The answer is complex. There are likely different reasons for why the healthcare system fails to recognize that there is no cure for chronic pain. Different investigators have reviewed a number of possible reasons: difficulties in disseminating research findings, problems with tradition-based medical education,9 and the profit motive.10, 11
It may also be that chronic pain is so emotionally distressing to experience. Having heart disease or diabetes is just not as emotionally distressing as having chronic pain. Among chronic health conditions, this level of emotional distress is possibly unique to chronic pain. As such, the chronicity of chronic pain may simply be harder to accept than it is with other chronic health conditions.
There is, however, hope – even in the absence of a cure.
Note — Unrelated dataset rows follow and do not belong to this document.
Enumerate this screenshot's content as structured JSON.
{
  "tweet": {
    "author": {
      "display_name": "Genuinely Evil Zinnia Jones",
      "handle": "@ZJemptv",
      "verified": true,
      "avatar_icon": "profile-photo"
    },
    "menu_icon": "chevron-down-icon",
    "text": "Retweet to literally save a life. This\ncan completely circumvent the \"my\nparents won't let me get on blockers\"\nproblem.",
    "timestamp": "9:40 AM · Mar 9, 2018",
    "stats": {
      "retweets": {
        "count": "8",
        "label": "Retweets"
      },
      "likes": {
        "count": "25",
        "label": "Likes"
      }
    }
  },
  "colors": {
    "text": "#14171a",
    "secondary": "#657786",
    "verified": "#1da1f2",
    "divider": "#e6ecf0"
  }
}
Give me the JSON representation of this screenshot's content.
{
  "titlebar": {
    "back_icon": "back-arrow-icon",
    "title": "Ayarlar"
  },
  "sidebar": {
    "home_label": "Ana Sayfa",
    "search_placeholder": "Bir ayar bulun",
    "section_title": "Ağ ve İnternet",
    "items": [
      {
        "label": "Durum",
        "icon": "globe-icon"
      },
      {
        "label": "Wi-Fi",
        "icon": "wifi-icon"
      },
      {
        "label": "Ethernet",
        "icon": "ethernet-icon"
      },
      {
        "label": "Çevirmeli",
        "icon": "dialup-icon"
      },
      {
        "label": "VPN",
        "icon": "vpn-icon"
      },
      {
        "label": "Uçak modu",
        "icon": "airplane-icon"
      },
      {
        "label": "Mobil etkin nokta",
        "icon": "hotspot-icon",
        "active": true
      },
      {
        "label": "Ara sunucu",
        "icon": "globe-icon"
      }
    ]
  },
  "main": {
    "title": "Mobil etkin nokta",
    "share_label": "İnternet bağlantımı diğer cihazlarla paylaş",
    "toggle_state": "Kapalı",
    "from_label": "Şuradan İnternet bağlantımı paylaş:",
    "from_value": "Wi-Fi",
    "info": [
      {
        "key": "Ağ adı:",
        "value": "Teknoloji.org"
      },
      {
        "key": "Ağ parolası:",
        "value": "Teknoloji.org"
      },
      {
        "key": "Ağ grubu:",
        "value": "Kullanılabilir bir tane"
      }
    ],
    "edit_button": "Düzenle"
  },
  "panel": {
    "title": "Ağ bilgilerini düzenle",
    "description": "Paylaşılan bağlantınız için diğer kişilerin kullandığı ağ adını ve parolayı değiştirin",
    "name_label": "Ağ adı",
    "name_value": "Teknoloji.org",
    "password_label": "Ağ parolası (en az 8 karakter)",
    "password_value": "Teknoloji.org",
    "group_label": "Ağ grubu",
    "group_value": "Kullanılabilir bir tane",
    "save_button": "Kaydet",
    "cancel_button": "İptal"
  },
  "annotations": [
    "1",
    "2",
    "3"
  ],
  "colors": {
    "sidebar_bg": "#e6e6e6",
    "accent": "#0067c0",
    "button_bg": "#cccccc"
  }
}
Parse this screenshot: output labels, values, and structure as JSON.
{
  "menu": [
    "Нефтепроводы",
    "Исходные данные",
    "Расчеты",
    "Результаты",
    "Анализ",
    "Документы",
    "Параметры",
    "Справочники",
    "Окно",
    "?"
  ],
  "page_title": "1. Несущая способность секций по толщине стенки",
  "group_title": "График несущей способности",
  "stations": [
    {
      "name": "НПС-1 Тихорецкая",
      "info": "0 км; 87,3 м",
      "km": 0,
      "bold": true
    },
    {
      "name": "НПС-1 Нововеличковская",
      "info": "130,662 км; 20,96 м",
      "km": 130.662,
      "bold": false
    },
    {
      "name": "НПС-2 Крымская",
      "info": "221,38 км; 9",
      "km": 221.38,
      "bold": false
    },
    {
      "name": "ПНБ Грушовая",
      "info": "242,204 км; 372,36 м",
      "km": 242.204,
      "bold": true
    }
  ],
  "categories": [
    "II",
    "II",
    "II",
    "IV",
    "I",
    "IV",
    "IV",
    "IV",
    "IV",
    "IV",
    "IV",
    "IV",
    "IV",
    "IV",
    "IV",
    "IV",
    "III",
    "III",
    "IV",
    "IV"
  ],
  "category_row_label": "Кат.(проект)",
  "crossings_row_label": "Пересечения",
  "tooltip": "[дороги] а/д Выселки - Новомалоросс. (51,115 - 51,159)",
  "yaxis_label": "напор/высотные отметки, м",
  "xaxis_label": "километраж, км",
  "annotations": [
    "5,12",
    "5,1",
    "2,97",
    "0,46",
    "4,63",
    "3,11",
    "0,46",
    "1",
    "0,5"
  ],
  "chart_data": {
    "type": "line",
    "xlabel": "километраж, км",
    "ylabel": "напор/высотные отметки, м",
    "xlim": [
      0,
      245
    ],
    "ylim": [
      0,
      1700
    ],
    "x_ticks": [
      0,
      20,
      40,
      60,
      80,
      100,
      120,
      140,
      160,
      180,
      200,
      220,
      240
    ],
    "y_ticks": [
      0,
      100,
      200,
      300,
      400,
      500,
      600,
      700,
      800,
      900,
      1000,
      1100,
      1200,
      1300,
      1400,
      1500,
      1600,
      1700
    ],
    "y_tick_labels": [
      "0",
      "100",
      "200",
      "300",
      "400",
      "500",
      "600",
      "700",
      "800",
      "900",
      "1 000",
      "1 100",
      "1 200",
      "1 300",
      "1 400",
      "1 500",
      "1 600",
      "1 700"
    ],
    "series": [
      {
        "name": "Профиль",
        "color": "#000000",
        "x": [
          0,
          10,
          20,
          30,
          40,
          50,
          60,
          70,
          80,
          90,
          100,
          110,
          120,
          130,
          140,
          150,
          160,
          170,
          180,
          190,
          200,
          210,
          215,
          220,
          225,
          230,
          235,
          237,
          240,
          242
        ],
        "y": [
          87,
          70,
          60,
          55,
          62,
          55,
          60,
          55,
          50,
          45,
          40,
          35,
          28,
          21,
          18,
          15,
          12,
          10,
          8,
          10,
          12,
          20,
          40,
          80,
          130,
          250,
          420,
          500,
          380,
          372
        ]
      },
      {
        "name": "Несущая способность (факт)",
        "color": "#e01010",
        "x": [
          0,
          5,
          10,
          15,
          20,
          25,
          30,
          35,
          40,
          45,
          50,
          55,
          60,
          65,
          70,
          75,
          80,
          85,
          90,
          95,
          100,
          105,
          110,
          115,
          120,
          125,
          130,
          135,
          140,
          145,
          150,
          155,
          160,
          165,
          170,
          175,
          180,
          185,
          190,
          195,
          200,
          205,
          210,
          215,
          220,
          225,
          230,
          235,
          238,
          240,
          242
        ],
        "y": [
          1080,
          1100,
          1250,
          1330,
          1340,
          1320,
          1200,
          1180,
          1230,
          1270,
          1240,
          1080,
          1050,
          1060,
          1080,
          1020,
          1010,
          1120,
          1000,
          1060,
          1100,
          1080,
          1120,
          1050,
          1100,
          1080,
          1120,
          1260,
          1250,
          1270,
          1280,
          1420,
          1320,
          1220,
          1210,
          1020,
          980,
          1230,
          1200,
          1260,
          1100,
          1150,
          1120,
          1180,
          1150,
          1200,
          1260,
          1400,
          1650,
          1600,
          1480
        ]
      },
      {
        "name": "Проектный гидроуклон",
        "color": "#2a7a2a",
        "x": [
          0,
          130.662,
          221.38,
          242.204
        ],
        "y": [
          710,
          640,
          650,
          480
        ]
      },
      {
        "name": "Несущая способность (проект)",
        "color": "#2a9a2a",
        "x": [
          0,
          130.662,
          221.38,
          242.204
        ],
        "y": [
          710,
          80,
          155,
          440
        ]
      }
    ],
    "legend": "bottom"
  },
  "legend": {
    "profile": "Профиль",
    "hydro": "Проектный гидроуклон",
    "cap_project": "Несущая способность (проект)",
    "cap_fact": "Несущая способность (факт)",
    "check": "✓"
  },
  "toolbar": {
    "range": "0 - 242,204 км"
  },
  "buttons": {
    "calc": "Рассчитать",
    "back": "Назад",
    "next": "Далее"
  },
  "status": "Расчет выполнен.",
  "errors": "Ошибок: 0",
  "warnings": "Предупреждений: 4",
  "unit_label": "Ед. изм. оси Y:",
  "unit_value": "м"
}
Chronic pain rehabilitation programs allow patients to learn how to successfully self-manage pain, return to work, and reduce their reliance on the healthcare system -- including eliminating the use of opioid medications for pain. It’s possible to live well despite having chronic pain. Patients just have to learn how and they learn how in chronic pain rehabilitation programs.
The healthcare system has to do a better job at understanding the truly chronic nature of chronic pain. It also has to do a better job at promoting self-management and its healthy lifestyle changes that make living with chronic pain easier. Chronic pain rehabilitation should really be the first treatment option that gets recommended for chronic pain – not the last.
1. Staal, J. B., de Bie, R., de Vet, H. C., Hildebrandt, J., & Nelemans, P. (Updated March 30, 2007). Injection therapy for subacute and chronic low back pain. In Cochrane Database of Systematic Reviews, 2008 (3). Retrieved April 22, 2012.
2. van Tulder, M. W., Koes, B., Seitsalo, S., & Malmivaara, A. (2006). Outcomes of invasive treatment strategies in low back pain and sciatica: An evidence based review. European Spine Journal, 15, S82-S89.
3. van Wijk, R. M., Geurts, J. W., Wynne, H. J., Hammink, E., Buskens, E., Lousberg, R., Knape, J. T., & Groen, G. J. (2005). Radiofrequency denervation of lumbar facet joints in the treatment of chronic low back pain: A randomized, double-blind, sham lesion-controlled trial. Clinical Journal of Pain, 21, 335-344.
4. Chou, R., Atlas, S. J., Stanos, S. P., & Rosenquist, R. W. (2009). Nonsurgical interventional therapies for low back pain: A review of the evidence for the American Pain Society clinical practice guideline. Spine, 34, 1078-1093.
5. Turner, J. A., Sears, J. M., & Loeser, J. D. (2007). Programmable intrathecal opioid delivery systems for chronic noncancer pain: A systematic review of effectiveness and complications. Clinical Journal of Pain, 23, 180-195.
6. Gibson J. N., & Waddell, G. (Updated January 6, 2007). Surgical intervention for lumbar disc prolapse. In Cochrane Database of Systematic Reviews, 2007 (2). Retrieved November 25, 2011, from The Cochrane Library, Wiley Interscience.
7. Gatchel, R., J., & Okifuji, A. (2006). Evidence-based scientific data documenting the treatment and cost-effectiveness of comprehensive pain programs for chronic non-malignant pain. Journal of Pain, 7, 779-793.
8. Turk, D. C. (2002). Clinical effectiveness and cost-effectiveness of treatments for patients with chronic pain. Clinical Journal of Pain, 18, 355-365.
9. Haynes, B., & Haines, A. (1998). Barriers and bridges to evidence-based clinical practice. British Medical Journal, 317, 273-276.
10. Deyo, R. A., Nachemson, N., & Mirza, S. K. (2004). Spinal-fusion surgery: The case for restraint. New England Journal of Medicine, 350, 722-726.
11. Weiner, B, K. & Levi, B. H. (2004). The profit motive and surgery. Spine, 29, 2588-2591.
Date of publication: March 25, 2013
Date of last modification: May 28, 2017